Brainstorming is a useful tool for solving problems. Invite people with different backgrounds and areas of expertise. Sometimes a fresh outlook comes from someone who isn’t considered an expert or close to the problem.
Before the meeting, give participants a brief explanation of the problem and its history. (This will help everyone prepare mentally.) The more specific the topic, the more you’ll be able to focus on creative ideas related to the problem. Write the objective in the form of a question. For example: “How can we better understand the needs of our customers?”
Also distribute the rules beforehand, like “Criticism of ideas isn’t allowed.” “ALL ideas, no matter how wild, are encouraged.” “The more ideas, the better.”
Encourage participants to build on or combine the ideas of others. If there are more than 10 participants, create teams. Small groups encourage more sharing.
When the flow of ideas comes to a halt, you, as the facilitator/leader, should keep the conversation going. Try re-reading every third idea, or asking each participant to select one idea and give three reasons why s/he likes it, or keeping some ideas to yourself and sharing when the conversation dies.

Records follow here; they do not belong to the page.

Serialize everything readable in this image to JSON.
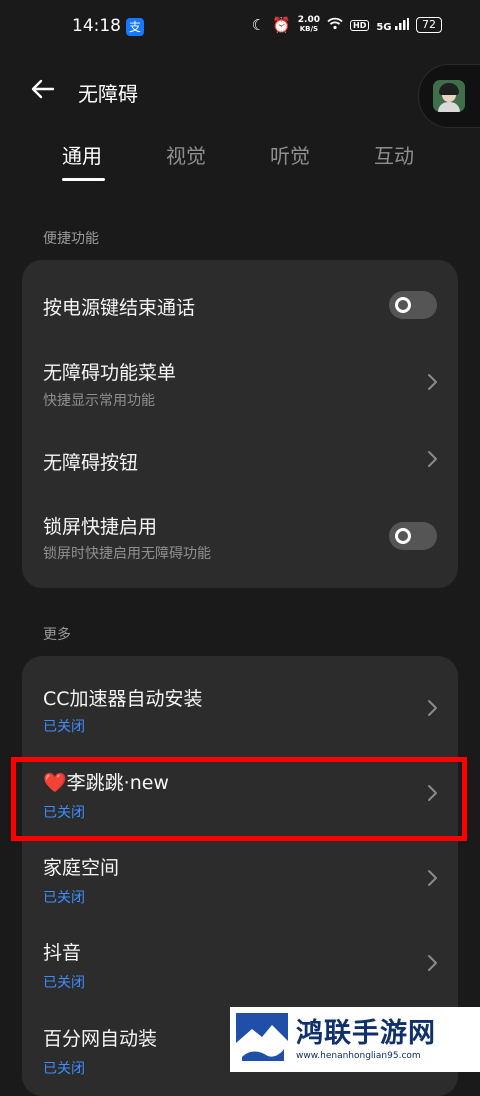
{
  "status_bar": {
    "time": "14:18",
    "alipay_glyph": "支",
    "net_speed_value": "2.00",
    "net_speed_unit": "KB/S",
    "hd": "HD",
    "signal_gen": "5G",
    "battery": "72"
  },
  "header": {
    "title": "无障碍"
  },
  "tabs": [
    {
      "label": "通用",
      "active": true
    },
    {
      "label": "视觉",
      "active": false
    },
    {
      "label": "听觉",
      "active": false
    },
    {
      "label": "互动",
      "active": false
    }
  ],
  "sections": {
    "shortcuts": {
      "label": "便捷功能",
      "items": [
        {
          "title": "按电源键结束通话",
          "control": "toggle",
          "on": false
        },
        {
          "title": "无障碍功能菜单",
          "subtitle": "快捷显示常用功能",
          "control": "chevron"
        },
        {
          "title": "无障碍按钮",
          "control": "chevron"
        },
        {
          "title": "锁屏快捷启用",
          "subtitle": "锁屏时快捷启用无障碍功能",
          "control": "toggle",
          "on": false
        }
      ]
    },
    "more": {
      "label": "更多",
      "items": [
        {
          "title": "CC加速器自动安装",
          "subtitle": "已关闭",
          "control": "chevron"
        },
        {
          "title": "❤️李跳跳·new",
          "subtitle": "已关闭",
          "control": "chevron"
        },
        {
          "title": "家庭空间",
          "subtitle": "已关闭",
          "control": "chevron"
        },
        {
          "title": "抖音",
          "subtitle": "已关闭",
          "control": "chevron"
        },
        {
          "title": "百分网自动装",
          "subtitle": "已关闭",
          "control": "chevron"
        }
      ]
    }
  },
  "watermark": {
    "text": "鸿联手游网",
    "url": "www.henanhonglian95.com"
  },
  "colors": {
    "background": "#1a1a1a",
    "card": "#2c2c2c",
    "status_blue": "#3f8cff",
    "highlight": "#ff0000"
  }
}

Brainstorming can be tiring. The session shouldn’t last longer than 30 or 40 minutes. Schedule another session if needed. Lastly, take notes, and save all ideas for future reference!